Christopher Columbus discovered North America in 1492. The first permanent European settlers were Spanish explorers who arrived at San Augustin (Florida) in 1565. The first English settlers founded Jamestown (Virginia) in 1607. In 1620, colonists on the Mayflower arrived at Plymouth in Cape Cod Bay. By 1732 the 13 British colonies that would become the United States of America had been established.
The role of the colonies was to produce raw materials for England and consume manufactured goods imported from there. They became increasingly vocal in their objections to that role with its increasing taxes and manufacturing restrictions.
Tensions grew. Great Britain responded with increasing arrogance and repressive measures. In 1773, colonists reacted to one of these, the Tea Act, by boarding English ships and dumping more than a thousand chests of tea into Boston Harbor and the Delaware River. Great Britain’s response was more repression.
In 1774, the First Continental Congress met in Philadelphia. It agreed to boycott British goods and cease exports to Great Britain unless the ‘Intolerable Acts’ were repealed. They weren’t. Violent skirmishes at Lexington and Concord began the American war for independence.
In 1775, the Second Continental Congress created the Continental Army, with George Washington as Commander-in-chief. It then affirmed American loyalty to Great Britain and entreated the King to prevent further conflict. A ‘Declaration of Causes’ promised to lay down arms “when Hostilities shall cease …” but before it was received in England, Great Britain issued a ‘Proclamation of Rebellion’ declaring American rebels to be traitors.
On July 4, 1776, the Continental Congress adopted a Declaration of Independence uniting the colonies as independent states in a war for independence. The Declaration begins:
These principles, together with the Bill of Rights ratified in 1791, comprise the raison d’être of the United States of America.
After more than 50 land and sea battles, Great Britain acknowledged American Independence. The Treaty of Paris formally ended the American Revolutionary War on September 3, 1783.

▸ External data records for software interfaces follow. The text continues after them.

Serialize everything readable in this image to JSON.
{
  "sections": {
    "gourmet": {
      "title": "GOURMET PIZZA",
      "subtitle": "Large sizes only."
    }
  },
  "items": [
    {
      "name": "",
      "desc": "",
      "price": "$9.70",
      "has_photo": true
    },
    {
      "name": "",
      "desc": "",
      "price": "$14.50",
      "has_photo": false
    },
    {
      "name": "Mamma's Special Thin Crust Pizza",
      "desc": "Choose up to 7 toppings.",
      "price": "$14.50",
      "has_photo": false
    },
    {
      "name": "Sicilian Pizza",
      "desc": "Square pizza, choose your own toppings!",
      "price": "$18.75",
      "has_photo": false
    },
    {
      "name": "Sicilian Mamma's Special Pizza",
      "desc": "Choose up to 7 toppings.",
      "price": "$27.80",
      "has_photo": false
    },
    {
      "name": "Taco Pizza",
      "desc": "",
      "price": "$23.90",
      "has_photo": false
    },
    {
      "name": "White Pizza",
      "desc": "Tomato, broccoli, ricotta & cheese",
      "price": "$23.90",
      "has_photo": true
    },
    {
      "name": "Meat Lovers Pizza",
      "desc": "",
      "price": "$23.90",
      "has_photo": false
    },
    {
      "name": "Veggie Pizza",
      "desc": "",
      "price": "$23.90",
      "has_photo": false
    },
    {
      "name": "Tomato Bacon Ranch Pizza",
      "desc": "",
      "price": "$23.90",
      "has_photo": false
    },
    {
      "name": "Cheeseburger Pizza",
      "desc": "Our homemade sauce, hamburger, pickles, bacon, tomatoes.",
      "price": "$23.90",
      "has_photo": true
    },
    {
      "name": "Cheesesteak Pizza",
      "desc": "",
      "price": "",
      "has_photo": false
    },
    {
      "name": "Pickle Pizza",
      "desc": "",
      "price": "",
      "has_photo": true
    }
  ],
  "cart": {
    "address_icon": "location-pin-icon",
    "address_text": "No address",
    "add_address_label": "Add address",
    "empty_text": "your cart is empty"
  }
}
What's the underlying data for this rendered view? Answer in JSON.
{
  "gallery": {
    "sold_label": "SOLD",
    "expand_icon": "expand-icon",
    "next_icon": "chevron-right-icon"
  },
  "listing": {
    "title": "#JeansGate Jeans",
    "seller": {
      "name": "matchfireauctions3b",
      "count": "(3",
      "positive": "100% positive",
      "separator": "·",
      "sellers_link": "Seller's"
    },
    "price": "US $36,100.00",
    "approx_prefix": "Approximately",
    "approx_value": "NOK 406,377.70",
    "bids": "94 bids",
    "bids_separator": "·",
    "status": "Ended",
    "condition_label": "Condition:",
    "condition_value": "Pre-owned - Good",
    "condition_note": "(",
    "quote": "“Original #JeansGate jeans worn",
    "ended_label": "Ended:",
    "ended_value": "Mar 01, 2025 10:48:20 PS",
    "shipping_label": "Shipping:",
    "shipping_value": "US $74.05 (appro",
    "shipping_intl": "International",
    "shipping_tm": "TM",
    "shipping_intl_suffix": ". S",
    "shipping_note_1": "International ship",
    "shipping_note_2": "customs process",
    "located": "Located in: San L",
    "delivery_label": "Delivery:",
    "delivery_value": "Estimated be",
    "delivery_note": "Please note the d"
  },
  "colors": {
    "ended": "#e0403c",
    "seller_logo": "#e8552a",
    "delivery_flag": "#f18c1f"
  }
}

In 1787, a convention of state delegates hammered out a new constitution, which begins with a preamble setting forth the founders’ purpose:
It then sets forth a system of ‘checks and balances’ intended to ensure effective functioning without abridging individual rights. The new Constitution took effect in 1789. The first 10 amendments guaranteeing individual and states’ rights (Bill of Rights) were ratified) in 1791.
George Washington was America’s first President under the new Constitution. He could have been king. But Washington was committed to the Republic; he absolutely refused to stand for a third term, thereby setting a precedent that lasted until 1940.
Territorial expansion begun with the Louisiana Purchase in 1803 continued until 1916, by which time land area had more than quadrupled. Helped by waves of immigrants, population surged by 56 times that of 1776, to about 140 million by 1945.
America became a respected and sometimes feared military and naval power before the end of the 19th century, largely because of the many wars it
The United States made an early commitment to education and regularly reinforced that commitment with land grants and federal support. By 1840, 55 per cent of children attended school. By 1870, all states had free elementary schools and, by 1918 all children were required to complete elementary school. In 1945, the median number of school years completed by all U.S. adults was 8.8. By the mid-1970s almost 90 percent of adults had completed high school.
America’s history includes a continuing chronicle of individuals’ freedoms – expanding availability but also encroachments, erosions and direct attack by governments, citizens and institutions. At its founding, not all people in the United States had equal political status, nor were all given liberty to pursue happiness. The most egregious of such shortcomings involved slavery, American Indians and women.